The phenology, or the timing of natural events, is also being thrown out of sync as the climate changes. The vital rains of the region’s monsoon season traditionally begin in early July, but are projected to arrive later and later in the coming years. This can be a problem for the saguaros, because they have evolved to produce fruit in the beginning of July. While adapted for the dry desert environment, the cacti still depend on adequate rain during the summer growing season for both their own survival and the establishment of seedlings.

Another serious climate change challenge for the Sonoran Desert is the spread of non-native plant species. Buffelgrass, a native of Africa, was introduced to Arizona in the 1940’s for cattle forage. Thriving in the heat, this invasive species is crowding out the native plants (including the cacti), changing the look of the landscape, and increasing the risk of wildfires.

The Sonoran Desert did not evolve with fire as an ecological factor. Lush with vegetation by desert standards, the region usually had large gaps between groups of plants.

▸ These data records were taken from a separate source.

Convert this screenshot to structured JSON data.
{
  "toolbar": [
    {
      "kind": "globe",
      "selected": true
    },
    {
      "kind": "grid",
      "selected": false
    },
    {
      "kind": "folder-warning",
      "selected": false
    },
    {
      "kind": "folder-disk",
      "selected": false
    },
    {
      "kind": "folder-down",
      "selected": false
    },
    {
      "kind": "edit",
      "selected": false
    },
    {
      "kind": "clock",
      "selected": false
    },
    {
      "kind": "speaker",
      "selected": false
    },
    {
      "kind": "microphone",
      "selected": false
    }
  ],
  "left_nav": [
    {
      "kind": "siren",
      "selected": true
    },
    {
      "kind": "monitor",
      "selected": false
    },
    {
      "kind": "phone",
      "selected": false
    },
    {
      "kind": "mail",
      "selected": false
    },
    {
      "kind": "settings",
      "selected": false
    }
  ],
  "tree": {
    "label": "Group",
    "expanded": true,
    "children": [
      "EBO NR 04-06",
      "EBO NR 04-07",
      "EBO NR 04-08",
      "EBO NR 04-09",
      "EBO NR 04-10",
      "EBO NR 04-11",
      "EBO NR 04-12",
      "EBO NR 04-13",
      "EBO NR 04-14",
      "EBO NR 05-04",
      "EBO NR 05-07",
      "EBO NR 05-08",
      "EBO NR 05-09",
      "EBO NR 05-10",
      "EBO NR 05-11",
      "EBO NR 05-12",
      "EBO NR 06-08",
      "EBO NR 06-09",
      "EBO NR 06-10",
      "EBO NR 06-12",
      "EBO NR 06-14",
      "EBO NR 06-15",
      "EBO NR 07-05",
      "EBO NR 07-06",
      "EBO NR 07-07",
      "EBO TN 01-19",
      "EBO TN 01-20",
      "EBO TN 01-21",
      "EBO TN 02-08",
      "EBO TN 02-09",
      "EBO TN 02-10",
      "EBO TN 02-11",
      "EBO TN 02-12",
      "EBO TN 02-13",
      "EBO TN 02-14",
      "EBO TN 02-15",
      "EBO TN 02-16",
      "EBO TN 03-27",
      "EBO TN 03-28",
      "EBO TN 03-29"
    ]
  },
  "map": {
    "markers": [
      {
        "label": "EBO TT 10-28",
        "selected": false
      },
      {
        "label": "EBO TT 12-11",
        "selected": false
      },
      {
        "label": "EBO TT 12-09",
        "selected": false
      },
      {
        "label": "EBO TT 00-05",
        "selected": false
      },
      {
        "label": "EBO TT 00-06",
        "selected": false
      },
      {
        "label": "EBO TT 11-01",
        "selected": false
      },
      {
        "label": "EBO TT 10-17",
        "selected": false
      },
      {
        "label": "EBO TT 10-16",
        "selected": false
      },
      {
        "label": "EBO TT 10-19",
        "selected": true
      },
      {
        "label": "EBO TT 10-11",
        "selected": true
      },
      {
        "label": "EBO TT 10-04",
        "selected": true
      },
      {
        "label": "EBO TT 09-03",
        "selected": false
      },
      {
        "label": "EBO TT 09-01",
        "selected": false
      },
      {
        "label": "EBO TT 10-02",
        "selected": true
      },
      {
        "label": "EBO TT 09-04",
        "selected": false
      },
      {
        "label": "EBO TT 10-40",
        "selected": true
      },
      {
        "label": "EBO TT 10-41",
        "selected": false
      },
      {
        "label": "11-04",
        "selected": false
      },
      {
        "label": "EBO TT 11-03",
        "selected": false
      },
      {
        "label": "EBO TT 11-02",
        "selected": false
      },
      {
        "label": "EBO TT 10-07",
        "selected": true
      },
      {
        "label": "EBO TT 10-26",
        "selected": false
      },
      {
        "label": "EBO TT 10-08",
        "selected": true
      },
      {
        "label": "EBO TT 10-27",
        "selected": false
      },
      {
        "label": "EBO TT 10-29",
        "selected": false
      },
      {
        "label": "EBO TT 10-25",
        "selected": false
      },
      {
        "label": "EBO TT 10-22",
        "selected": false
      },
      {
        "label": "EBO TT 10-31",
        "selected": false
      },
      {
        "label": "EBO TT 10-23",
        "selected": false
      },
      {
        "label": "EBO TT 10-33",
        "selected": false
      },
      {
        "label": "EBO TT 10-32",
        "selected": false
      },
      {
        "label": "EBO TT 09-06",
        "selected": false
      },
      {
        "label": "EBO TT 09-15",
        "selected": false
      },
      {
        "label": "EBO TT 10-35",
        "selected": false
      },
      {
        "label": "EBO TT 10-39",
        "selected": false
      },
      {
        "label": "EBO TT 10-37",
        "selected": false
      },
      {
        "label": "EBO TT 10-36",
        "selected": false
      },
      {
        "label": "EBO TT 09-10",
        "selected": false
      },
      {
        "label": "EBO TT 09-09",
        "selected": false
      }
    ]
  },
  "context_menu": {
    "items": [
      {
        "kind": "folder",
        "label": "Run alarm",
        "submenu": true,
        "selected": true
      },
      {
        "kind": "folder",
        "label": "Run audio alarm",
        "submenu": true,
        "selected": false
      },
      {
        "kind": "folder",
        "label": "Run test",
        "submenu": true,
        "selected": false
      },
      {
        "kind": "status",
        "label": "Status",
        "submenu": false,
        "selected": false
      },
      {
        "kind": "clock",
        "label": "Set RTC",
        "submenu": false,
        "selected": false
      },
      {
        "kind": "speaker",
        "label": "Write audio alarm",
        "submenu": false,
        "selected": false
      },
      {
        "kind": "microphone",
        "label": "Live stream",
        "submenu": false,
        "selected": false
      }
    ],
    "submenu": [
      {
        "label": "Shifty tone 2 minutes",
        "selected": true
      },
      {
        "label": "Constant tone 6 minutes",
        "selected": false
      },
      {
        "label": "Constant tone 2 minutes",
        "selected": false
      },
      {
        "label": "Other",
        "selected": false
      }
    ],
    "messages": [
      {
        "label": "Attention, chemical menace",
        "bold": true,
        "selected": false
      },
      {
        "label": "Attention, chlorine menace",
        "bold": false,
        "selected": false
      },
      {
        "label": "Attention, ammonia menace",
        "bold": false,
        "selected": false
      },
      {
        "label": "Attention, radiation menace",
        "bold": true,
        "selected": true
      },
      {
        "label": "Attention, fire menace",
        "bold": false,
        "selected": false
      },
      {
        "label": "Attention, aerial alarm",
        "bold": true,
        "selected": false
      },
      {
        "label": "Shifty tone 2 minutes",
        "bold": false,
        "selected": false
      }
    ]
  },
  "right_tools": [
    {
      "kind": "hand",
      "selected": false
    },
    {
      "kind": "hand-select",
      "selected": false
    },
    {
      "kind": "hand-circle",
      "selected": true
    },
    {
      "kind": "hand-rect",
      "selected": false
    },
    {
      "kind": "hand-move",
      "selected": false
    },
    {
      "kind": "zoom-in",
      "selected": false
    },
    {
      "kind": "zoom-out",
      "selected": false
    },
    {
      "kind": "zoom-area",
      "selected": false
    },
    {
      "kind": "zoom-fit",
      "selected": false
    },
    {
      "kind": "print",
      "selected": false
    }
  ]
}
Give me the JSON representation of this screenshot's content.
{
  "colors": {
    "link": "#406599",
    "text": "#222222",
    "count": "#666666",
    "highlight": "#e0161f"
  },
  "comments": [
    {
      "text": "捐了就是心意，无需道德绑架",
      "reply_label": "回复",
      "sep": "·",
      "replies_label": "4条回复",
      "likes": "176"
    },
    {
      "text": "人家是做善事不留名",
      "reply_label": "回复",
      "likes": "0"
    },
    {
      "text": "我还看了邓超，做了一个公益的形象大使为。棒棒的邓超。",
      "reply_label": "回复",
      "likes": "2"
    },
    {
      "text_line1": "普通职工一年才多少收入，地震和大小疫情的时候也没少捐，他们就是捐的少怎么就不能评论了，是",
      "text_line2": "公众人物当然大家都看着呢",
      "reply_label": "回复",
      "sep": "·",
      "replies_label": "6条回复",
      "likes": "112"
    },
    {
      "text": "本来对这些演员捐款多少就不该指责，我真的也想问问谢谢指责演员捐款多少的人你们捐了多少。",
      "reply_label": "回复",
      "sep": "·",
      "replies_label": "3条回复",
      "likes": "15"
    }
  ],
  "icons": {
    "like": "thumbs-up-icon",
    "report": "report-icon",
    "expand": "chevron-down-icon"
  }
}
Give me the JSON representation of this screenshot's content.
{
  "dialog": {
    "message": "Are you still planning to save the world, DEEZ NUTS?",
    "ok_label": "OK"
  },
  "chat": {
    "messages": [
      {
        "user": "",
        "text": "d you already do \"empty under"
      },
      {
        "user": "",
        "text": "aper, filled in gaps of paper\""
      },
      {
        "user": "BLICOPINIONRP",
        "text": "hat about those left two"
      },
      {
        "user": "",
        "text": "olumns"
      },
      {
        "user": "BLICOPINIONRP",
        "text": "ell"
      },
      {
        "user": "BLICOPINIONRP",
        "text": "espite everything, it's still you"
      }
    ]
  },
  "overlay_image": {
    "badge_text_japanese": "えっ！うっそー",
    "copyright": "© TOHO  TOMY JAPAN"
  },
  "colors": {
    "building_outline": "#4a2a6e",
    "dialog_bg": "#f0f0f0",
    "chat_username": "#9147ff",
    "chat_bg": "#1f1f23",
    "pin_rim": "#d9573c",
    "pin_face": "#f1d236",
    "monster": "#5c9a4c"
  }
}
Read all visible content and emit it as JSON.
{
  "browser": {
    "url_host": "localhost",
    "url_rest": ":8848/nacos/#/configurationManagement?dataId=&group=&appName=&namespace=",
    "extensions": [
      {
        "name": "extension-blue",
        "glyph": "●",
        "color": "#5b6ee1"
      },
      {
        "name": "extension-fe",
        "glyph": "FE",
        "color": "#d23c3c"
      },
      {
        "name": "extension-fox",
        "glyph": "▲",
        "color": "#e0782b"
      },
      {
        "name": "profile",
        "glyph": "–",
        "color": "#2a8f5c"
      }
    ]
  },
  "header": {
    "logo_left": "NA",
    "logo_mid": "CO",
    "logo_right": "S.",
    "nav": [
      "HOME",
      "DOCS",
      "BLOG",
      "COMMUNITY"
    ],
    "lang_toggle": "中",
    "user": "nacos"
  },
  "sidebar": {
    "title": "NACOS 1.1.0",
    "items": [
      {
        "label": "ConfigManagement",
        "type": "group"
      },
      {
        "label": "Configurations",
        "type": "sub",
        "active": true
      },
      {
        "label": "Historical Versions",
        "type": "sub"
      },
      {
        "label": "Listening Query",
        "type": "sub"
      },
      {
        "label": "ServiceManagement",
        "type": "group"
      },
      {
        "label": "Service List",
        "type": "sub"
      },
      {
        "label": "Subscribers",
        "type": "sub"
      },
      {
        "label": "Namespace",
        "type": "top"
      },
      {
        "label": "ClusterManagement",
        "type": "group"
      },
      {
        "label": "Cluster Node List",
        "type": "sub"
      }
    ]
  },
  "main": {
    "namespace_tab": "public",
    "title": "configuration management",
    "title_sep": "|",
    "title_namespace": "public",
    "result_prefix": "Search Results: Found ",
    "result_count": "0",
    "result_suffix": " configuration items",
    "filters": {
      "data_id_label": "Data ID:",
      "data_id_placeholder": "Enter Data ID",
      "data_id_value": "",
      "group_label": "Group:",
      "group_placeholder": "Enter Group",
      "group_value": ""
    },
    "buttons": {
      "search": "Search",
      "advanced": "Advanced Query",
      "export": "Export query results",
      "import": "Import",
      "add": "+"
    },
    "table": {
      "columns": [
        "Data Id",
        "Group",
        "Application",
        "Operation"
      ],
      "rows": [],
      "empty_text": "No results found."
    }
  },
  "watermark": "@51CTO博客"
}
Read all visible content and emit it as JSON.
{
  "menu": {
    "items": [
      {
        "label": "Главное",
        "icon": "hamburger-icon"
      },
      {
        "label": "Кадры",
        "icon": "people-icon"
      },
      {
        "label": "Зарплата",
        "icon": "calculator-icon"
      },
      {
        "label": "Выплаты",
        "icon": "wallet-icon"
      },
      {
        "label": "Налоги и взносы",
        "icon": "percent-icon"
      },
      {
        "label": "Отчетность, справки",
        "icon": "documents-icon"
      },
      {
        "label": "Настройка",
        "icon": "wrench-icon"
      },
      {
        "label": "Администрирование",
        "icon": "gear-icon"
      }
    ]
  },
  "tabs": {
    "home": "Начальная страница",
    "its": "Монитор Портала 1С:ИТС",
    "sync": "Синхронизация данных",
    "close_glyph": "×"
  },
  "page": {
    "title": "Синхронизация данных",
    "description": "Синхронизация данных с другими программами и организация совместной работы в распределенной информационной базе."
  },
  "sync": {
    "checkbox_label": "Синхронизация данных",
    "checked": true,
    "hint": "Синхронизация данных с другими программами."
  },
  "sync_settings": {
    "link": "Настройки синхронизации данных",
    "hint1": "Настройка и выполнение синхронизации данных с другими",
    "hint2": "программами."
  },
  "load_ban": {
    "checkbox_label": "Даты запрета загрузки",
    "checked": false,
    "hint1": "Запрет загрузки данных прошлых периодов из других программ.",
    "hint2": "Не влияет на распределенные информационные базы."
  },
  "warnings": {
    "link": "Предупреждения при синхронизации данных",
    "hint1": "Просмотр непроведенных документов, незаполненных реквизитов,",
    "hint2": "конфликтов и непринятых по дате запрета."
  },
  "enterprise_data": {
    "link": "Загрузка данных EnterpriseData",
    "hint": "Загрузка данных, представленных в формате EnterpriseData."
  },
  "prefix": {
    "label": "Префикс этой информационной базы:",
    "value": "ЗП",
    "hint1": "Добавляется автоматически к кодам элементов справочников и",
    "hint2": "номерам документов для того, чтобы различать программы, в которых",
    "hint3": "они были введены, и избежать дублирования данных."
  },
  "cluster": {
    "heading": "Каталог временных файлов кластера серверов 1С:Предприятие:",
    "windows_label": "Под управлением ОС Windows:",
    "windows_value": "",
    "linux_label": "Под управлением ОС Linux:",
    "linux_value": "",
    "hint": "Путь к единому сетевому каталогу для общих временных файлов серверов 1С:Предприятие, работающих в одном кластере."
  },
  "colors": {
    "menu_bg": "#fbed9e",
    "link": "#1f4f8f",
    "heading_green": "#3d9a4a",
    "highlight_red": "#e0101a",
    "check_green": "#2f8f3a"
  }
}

This helped keep any wildfires small. Now, as the buffelgrass fills in those open spaces, fires can burn hotter and spread much more easily. Adding insult to injury, the buffelgrass grows back after a fire has killed the native plants.

The changing environment is also problematic for the animals that depend on the saguaros for food and shelter. These include a wide array of species, ranging from woodpeckers to coyotes.

Scientists are continuing to monitor and research how additional changes in temperature and precipitation will affect this beautiful and unique place.

Saguaro National Park, Arizona.  Photo Credit: The Weather Gamut

Saguaro National Park, Arizona.  Photo Credit: The Weather Gamut